By now, most of us know about the gender pay gap. The government even has a web page entirely dedicated to explaining how it aims to reduce the gender pay gap – currently at 9.8% in the UK – detailing the legislation it launched last year.
But that’s not the only pay gap affecting people today – there’s also the ethnicity pay gap.
Last year, the government’s Race Disparity Audit found that Asian, black and other ethnic groups were disproportionately likely to be on a low income. In the police force, just 1% of non-white officers are in senior roles, while in NHS England, 18% of white job applicants shortlisted got the job compared with 11% of ethnic minorities.
Theresa May commissioned that audit and vowed to do more. A year later, she’s following up on that promise, and has announced a consultation looking into whether it will be beneficial to force companies to reveal their ethnicity pay gaps, in a similar way to how section 78 of the Equality Act 2010 works now. Under this newly implemented law, companies with more than 250 employees are required to publish the salaries of their male and female staff. The same could soon happen with ethnicities.
“Every employee deserves the opportunity to progress and fulfil their potential in their chosen field, regardless of which background they are from,” said May. “But too often, ethnic-minority employees feel they're hitting a brick wall when it comes to career progression."
She’s right. Legislation forcing companies to reveal what they pay ethnic-minority employees in comparison with white staff is exactly what we need to solve this issue. Ethnicity pay gaps have been going on for too long, and the lack of data or transparency around the area means it has been allowed to continue.
The real answer to eliminating the gap comes with transparency – in exactly the same way we’ve seen with the gender pay gap
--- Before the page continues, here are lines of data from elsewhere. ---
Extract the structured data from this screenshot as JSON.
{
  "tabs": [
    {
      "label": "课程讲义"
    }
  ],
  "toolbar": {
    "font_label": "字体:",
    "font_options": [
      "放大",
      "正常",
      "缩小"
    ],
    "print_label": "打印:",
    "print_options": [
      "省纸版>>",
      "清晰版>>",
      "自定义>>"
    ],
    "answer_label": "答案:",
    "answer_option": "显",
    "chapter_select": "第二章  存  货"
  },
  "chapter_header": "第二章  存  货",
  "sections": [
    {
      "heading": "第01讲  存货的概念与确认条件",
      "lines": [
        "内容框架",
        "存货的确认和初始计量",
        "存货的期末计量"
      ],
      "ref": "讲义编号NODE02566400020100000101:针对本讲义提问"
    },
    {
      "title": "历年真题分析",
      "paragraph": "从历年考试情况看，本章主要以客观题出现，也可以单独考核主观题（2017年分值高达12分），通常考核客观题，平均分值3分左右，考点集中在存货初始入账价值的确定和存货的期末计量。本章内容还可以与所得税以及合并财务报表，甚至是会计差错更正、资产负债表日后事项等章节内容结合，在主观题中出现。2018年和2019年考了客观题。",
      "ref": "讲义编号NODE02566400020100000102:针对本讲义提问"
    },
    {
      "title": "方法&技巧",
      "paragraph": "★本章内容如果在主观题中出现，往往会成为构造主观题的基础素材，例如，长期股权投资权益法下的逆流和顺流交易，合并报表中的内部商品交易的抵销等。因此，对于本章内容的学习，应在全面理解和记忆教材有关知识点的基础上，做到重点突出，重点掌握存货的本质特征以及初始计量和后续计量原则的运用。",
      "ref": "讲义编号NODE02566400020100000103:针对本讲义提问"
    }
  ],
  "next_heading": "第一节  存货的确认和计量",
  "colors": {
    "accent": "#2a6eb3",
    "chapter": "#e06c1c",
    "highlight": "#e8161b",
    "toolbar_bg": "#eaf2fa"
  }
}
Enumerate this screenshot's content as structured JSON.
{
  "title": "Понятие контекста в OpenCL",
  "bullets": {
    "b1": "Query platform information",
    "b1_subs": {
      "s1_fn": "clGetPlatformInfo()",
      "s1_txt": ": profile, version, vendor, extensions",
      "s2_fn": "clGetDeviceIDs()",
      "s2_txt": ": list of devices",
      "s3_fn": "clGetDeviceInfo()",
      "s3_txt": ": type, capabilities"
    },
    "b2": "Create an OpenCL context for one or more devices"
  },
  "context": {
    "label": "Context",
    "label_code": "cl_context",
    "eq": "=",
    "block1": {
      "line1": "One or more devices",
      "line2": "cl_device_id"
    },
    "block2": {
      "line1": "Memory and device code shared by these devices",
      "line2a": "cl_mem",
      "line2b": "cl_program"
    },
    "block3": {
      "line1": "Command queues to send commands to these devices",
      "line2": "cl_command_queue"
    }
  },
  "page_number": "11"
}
There's also a “snowball effect” that comes into play when two or more protected characteristics are subject to discrimination – like being a woman who belongs to an ethnic minority. The intersectional issue is real and companies need to investigate whether their female staff of colour are suffering because of this double discrimination.
But, now, it looks like things are going to change, firstly with this consultation and, secondly, with a Race At Work Charter set up by May.
The charter has been created with Business In The Community and asks businesses to sign up – thereby promising to increasing recruitment and career progression of ethnic-minority employees. It’s a good first step – anything that holds companies to account when it comes to greater equality and representation is positive – and it’s already been signed by huge organisations like Saatchi & Saatchi, KPMG and the Civil Service.
But the real answer to eliminating the gap comes with transparency – in exactly the same way we’ve seen with the gender pay gap. The fact that companies like the BBC have been forced into revealing exactly what they’re paying male and female staff has been the catalyst behind change. In just one year, the BBC’s pay gap fell by a fifth to 8.4%, after it was publicly shamed for paying men higher salaries than their female counterparts.
In business, the threat of national scrutiny makes a difference. No company wants to be labelled as discriminatory and sexist – or constantly have their name associated with having the highest gender pay gap. It’s why there have been so many efforts, in recent years, for companies to lower their pay gap as much as possible, and why women now feel more entitled to demand their worth.
The same needs to happen with the ethnicity pay gap. David Isaac, chairman of the Equality And Human Rights Commission, explains: "Extending mandatory reporting beyond gender will... give employers the insight they need to identify and remove barriers to ethnic minority staff joining and progressing to the highest level in their organisations."
Only when the right data and information exists can companies actually start to make progress in terms of equal pay and representation – and the public can start to hold them accountable for the way they treat their female and ethnic-minority staff.